Now, as Khoth-Kapira stirs the world begins to shudder with disasters yet to come. The epicentre is the city of Cier’Djaal. A religious war between two unstoppable military juggernauts begins to brew. The racial fury among many peoples of the world is about to explode. Demons begin to pour from the shadows at the head of a vicious cult worshipping dark powers.
And Lenk finds himself in the middle once more, his fate and the fate of Khoth-Kapira interlinked as the demon attempts to convince him of his earnestness.
“Your world is breaking around you,” He Who Makes says. “Let me fix it. Let me help you. Let me out.”
Night After Night—Phil Rickman (October 30, Atlantic Books)
Leo Defford doesn’t believe in ghosts. But, as the head of an independent production company, he does believe in high-impact TV. Defford hires journalist Grayle Underhill to research the history of Knap Hall, a one-time Tudor farmhouse that became the ultimate luxury guest house… until tragedy put it back on the market.

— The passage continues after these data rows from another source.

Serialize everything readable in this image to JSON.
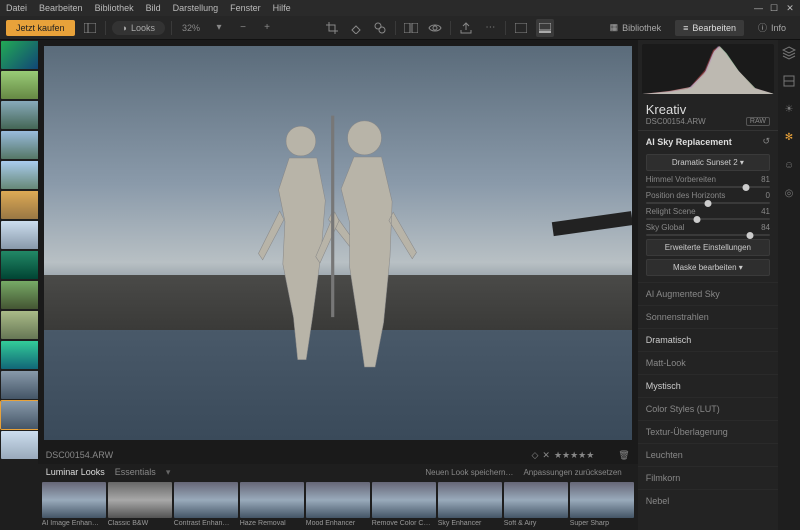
{
  "menu": {
    "items": [
      "Datei",
      "Bearbeiten",
      "Bibliothek",
      "Bild",
      "Darstellung",
      "Fenster",
      "Hilfe"
    ]
  },
  "toolbar": {
    "buy": "Jetzt kaufen",
    "looks": "Looks",
    "zoom": "32%",
    "modes": {
      "library": "Bibliothek",
      "edit": "Bearbeiten",
      "info": "Info"
    }
  },
  "file": {
    "name": "DSC00154.ARW"
  },
  "looksbar": {
    "tabs": {
      "luminar": "Luminar Looks",
      "essentials": "Essentials"
    },
    "items": [
      "AI Image Enhan…",
      "Classic B&W",
      "Contrast Enhan…",
      "Haze Removal",
      "Mood Enhancer",
      "Remove Color C…",
      "Sky Enhancer",
      "Soft & Airy",
      "Super Sharp"
    ],
    "save": "Neuen Look speichern…",
    "reset": "Anpassungen zurücksetzen"
  },
  "panel": {
    "title": "Kreativ",
    "filename": "DSC00154.ARW",
    "badge": "RAW",
    "activeTool": {
      "name": "AI Sky Replacement",
      "dropdown": "Dramatic Sunset 2 ▾",
      "sliders": [
        {
          "label": "Himmel Vorbereiten",
          "value": 81,
          "pos": 81
        },
        {
          "label": "Position des Horizonts",
          "value": 0,
          "pos": 50
        },
        {
          "label": "Relight Scene",
          "value": 41,
          "pos": 41
        },
        {
          "label": "Sky Global",
          "value": 84,
          "pos": 84
        }
      ],
      "advanced": "Erweiterte Einstellungen",
      "mask": "Maske bearbeiten ▾"
    },
    "tools": [
      {
        "label": "AI Augmented Sky",
        "hl": false
      },
      {
        "label": "Sonnenstrahlen",
        "hl": false
      },
      {
        "label": "Dramatisch",
        "hl": true
      },
      {
        "label": "Matt-Look",
        "hl": false
      },
      {
        "label": "Mystisch",
        "hl": true
      },
      {
        "label": "Color Styles (LUT)",
        "hl": false
      },
      {
        "label": "Textur-Überlagerung",
        "hl": false
      },
      {
        "label": "Leuchten",
        "hl": false
      },
      {
        "label": "Filmkorn",
        "hl": false
      },
      {
        "label": "Nebel",
        "hl": false
      }
    ]
  }
}
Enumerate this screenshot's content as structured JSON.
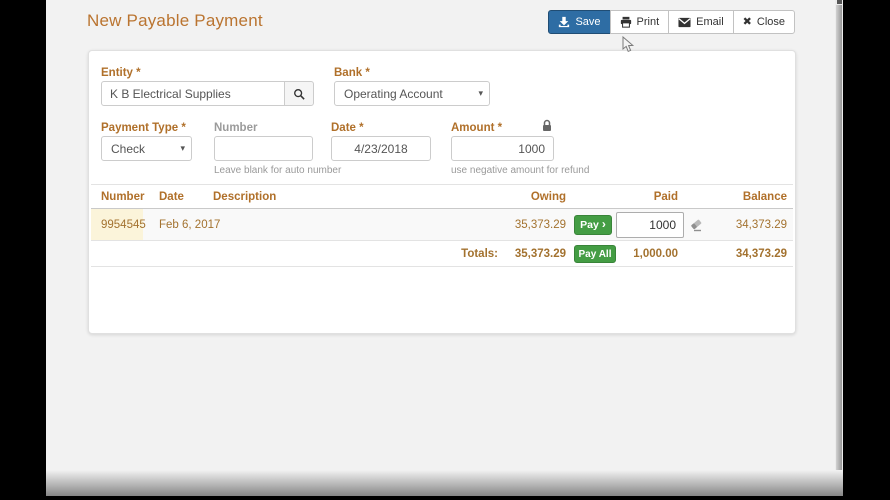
{
  "page": {
    "title": "New Payable Payment"
  },
  "toolbar": {
    "save_label": "Save",
    "print_label": "Print",
    "email_label": "Email",
    "close_label": "Close"
  },
  "form": {
    "entity": {
      "label": "Entity *",
      "value": "K B Electrical Supplies"
    },
    "bank": {
      "label": "Bank *",
      "value": "Operating Account"
    },
    "payment_type": {
      "label": "Payment Type *",
      "value": "Check"
    },
    "number": {
      "label": "Number",
      "value": "",
      "helper": "Leave blank for auto number"
    },
    "date": {
      "label": "Date *",
      "value": "4/23/2018"
    },
    "amount": {
      "label": "Amount *",
      "value": "1000",
      "helper": "use negative amount for refund"
    }
  },
  "table": {
    "headers": [
      "Number",
      "Date",
      "Description",
      "Owing",
      "Paid",
      "Balance"
    ],
    "rows": [
      {
        "number": "9954545",
        "date": "Feb 6, 2017",
        "description": "",
        "owing": "35,373.29",
        "pay_label": "Pay",
        "paid_input": "1000",
        "balance": "34,373.29"
      }
    ],
    "totals": {
      "label": "Totals:",
      "owing": "35,373.29",
      "pay_all_label": "Pay All",
      "paid": "1,000.00",
      "balance": "34,373.29"
    }
  },
  "icons": {
    "caret_down": "▾",
    "close_x": "✖",
    "chevron_right": "›"
  },
  "colors": {
    "accent_text": "#b0702a",
    "title_text": "#ba7430",
    "primary_button": "#2e6da4",
    "success_button": "#449d44",
    "row_highlight": "#fbf4da",
    "page_background": "#f2f2f2"
  }
}
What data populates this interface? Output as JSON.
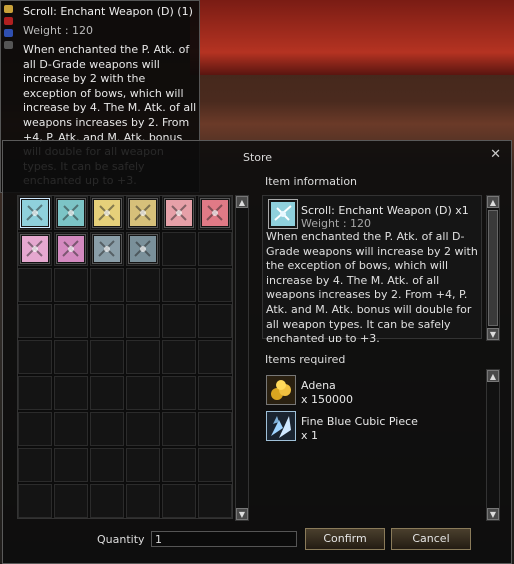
{
  "tooltip": {
    "title": "Scroll: Enchant Weapon (D) (1)",
    "weight": "Weight : 120",
    "description": "When enchanted the P. Atk. of all D-Grade weapons will increase by 2 with the exception of bows, which will increase by 4. The M. Atk. of all weapons increases by 2. From +4, P. Atk. and M. Atk. bonus will double for all weapon types.  It can be safely enchanted up to +3."
  },
  "window": {
    "title": "Store",
    "close_icon": "close-icon"
  },
  "grid": {
    "items": [
      {
        "name": "scroll-blue",
        "color": "#8fd0dc"
      },
      {
        "name": "scroll-teal",
        "color": "#7cc4c6"
      },
      {
        "name": "scroll-yellow",
        "color": "#e6d07a"
      },
      {
        "name": "scroll-tan",
        "color": "#d6c07a"
      },
      {
        "name": "scroll-pink",
        "color": "#e6a0a8"
      },
      {
        "name": "scroll-red",
        "color": "#e07a86"
      },
      {
        "name": "scroll-lightpink",
        "color": "#e6a8d0"
      },
      {
        "name": "scroll-magenta",
        "color": "#d48ac0"
      },
      {
        "name": "scroll-gray",
        "color": "#8a9ea8"
      },
      {
        "name": "scroll-slate",
        "color": "#7a909a"
      }
    ]
  },
  "info": {
    "heading": "Item information",
    "name": "Scroll: Enchant Weapon (D)",
    "count": "x1",
    "weight": "Weight : 120",
    "description": "When enchanted the P. Atk. of all D-Grade weapons will increase by 2 with the exception of bows, which will increase by 4. The M. Atk. of all weapons increases by 2. From +4, P. Atk. and M. Atk. bonus will double for all weapon types.  It can be safely enchanted up to +3."
  },
  "required": {
    "heading": "Items required",
    "items": [
      {
        "name": "Adena",
        "qty": "x 150000",
        "icon": "adena-icon"
      },
      {
        "name": "Fine Blue Cubic Piece",
        "qty": "x 1",
        "icon": "blue-cubic-piece-icon"
      }
    ]
  },
  "quantity": {
    "label": "Quantity",
    "value": "1"
  },
  "buttons": {
    "confirm": "Confirm",
    "cancel": "Cancel"
  }
}
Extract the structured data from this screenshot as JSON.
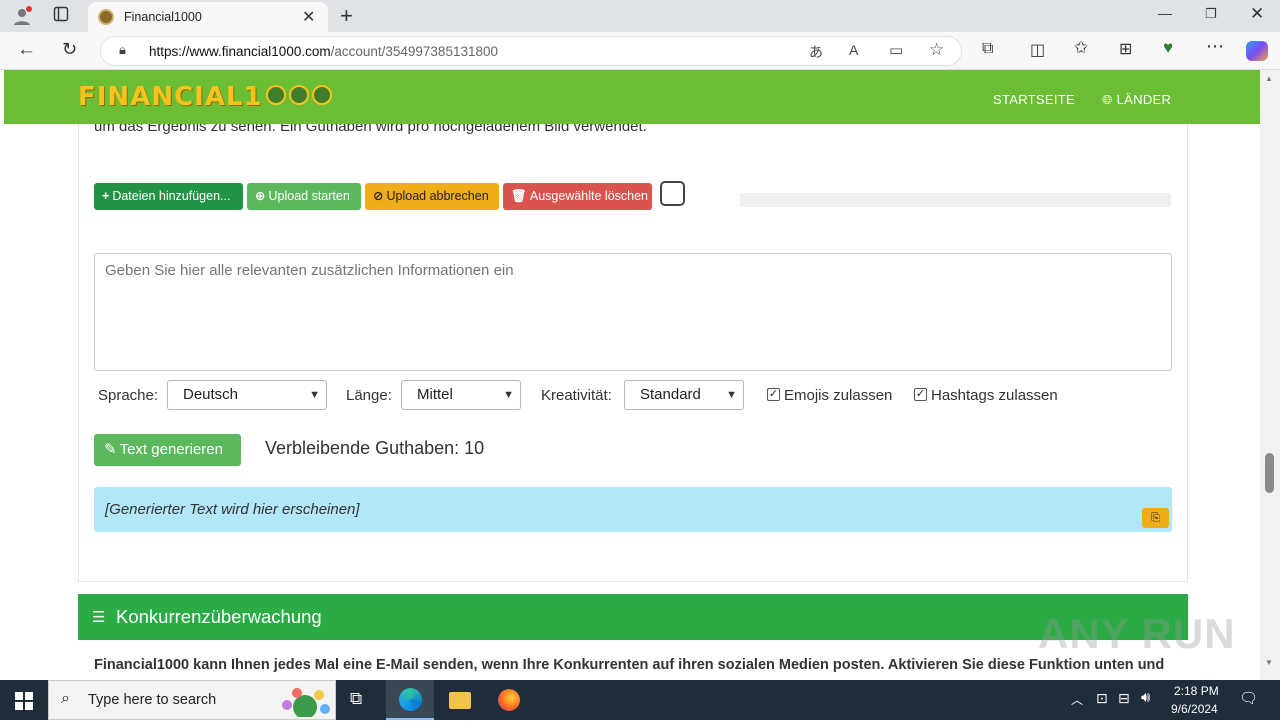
{
  "browser": {
    "tab_title": "Financial1000",
    "url_host": "https://www.financial1000.com",
    "url_path": "/account/354997385131800"
  },
  "site": {
    "logo_text": "FINANCIAL1",
    "nav": {
      "home": "STARTSEITE",
      "countries": "LÄNDER"
    }
  },
  "upload": {
    "intro_text": "um das Ergebnis zu sehen. Ein Guthaben wird pro hochgeladenem Bild verwendet.",
    "add_files": "Dateien hinzufügen...",
    "start_upload": "Upload starten",
    "cancel_upload": "Upload abbrechen",
    "delete_selected": "Ausgewählte löschen"
  },
  "form": {
    "info_placeholder": "Geben Sie hier alle relevanten zusätzlichen Informationen ein",
    "language_label": "Sprache:",
    "language_value": "Deutsch",
    "length_label": "Länge:",
    "length_value": "Mittel",
    "creativity_label": "Kreativität:",
    "creativity_value": "Standard",
    "emojis_label": "Emojis zulassen",
    "emojis_checked": true,
    "hashtags_label": "Hashtags zulassen",
    "hashtags_checked": true,
    "generate_button": "Text generieren",
    "credits_text": "Verbleibende Guthaben: 10",
    "result_placeholder": "[Generierter Text wird hier erscheinen]"
  },
  "competitor": {
    "title": "Konkurrenzüberwachung",
    "description": "Financial1000 kann Ihnen jedes Mal eine E-Mail senden, wenn Ihre Konkurrenten auf ihren sozialen Medien posten. Aktivieren Sie diese Funktion unten und"
  },
  "taskbar": {
    "search_placeholder": "Type here to search",
    "time": "2:18 PM",
    "date": "9/6/2024"
  },
  "watermark": "ANY RUN",
  "colors": {
    "nav_green": "#6bbd34",
    "btn_green": "#229345",
    "btn_lightgreen": "#5cb85c",
    "btn_yellow": "#f0ad1a",
    "btn_red": "#d9534f",
    "result_blue": "#b2e6f9",
    "panel_green": "#2bab45"
  }
}
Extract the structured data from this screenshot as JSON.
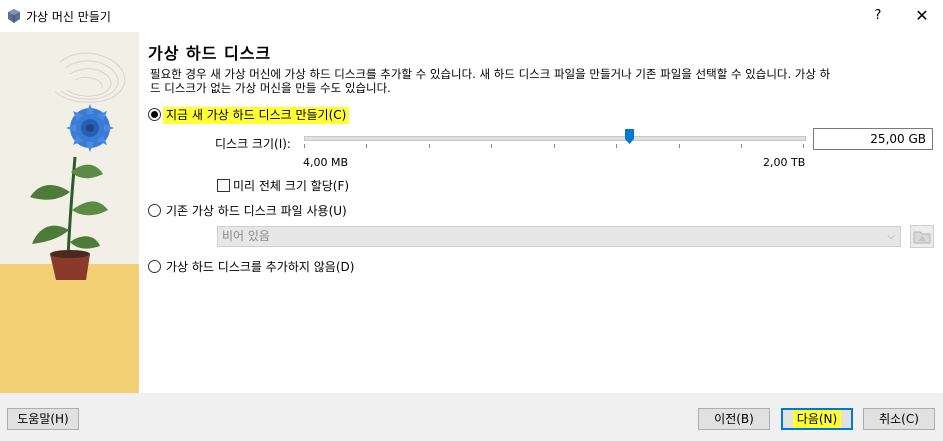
{
  "window": {
    "title": "가상 머신 만들기",
    "help_glyph": "?",
    "close_glyph": "✕"
  },
  "page": {
    "heading": "가상 하드 디스크",
    "description": "필요한 경우 새 가상 머신에 가상 하드 디스크를 추가할 수 있습니다. 새 하드 디스크 파일을 만들거나 기존 파일을 선택할 수 있습니다. 가상 하드 디스크가 없는 가상 머신을 만들 수도 있습니다."
  },
  "options": {
    "create_new": {
      "label": "지금 새 가상 하드 디스크 만들기(C)",
      "checked": true
    },
    "use_existing": {
      "label": "기존 가상 하드 디스크 파일 사용(U)",
      "checked": false
    },
    "no_disk": {
      "label": "가상 하드 디스크를 추가하지 않음(D)",
      "checked": false
    }
  },
  "disk_size": {
    "label": "디스크 크기(I):",
    "value": "25,00 GB",
    "min_label": "4,00 MB",
    "max_label": "2,00 TB",
    "slider_fraction": 0.65
  },
  "preallocate": {
    "label": "미리 전체 크기 할당(F)",
    "checked": false
  },
  "existing_file": {
    "value": "비어 있음",
    "enabled": false
  },
  "footer": {
    "help": "도움말(H)",
    "back": "이전(B)",
    "next": "다음(N)",
    "cancel": "취소(C)"
  },
  "colors": {
    "highlight": "#ffff33",
    "accent": "#0078d7",
    "flower": "#3a7bd5",
    "wall": "#f2efe7",
    "floor": "#f1cf72"
  },
  "icons": {
    "app": "virtualbox-icon",
    "folder": "folder-icon"
  }
}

Its recent history isn’t conducive to a quick sale, but Defford isn’t interested in keeping Knap Hall for longer than it takes to make a reality TV show that will run night after night: a house isolated by its rural situation and its dark reputation, with seven people, nationally known, but strangers to one another, locked inside.
This time, though, Big Brother may not be in control…
Prince Lestat (Vampire Chronicles #11)—Anne Rice (October 30, Chatto & Windus)
The vampire world is in crisis—their kind have been proliferating out of control and, thanks to technologies undreamed of in previous centuries, they can communicate as never before. Roused from their earth-bound slumber, ancient ones are in thrall to the Voice: which commands that they burn fledgling vampires in cities from Paris to Mumbai, Hong Kong to Kyoto and San Francisco. Immolations, huge massacres, have commenced all over the world.
Who—or what—is the Voice? What does it desire, and why?
There is only one vampire, only one blood drinker, truly known to the entire world of the Undead. Will the dazzling hero-wanderer, the dangerous rebel-outlaw Lestat heed the call to unite the Children of Darkness as they face this new twilight?
Niall Alexander is an extra-curricular English teacher who reads and writes about all things weird and wonderful for The Speculative Scotsman, Strange Horizons, and Tor.com. He’s been known to tweet, twoo.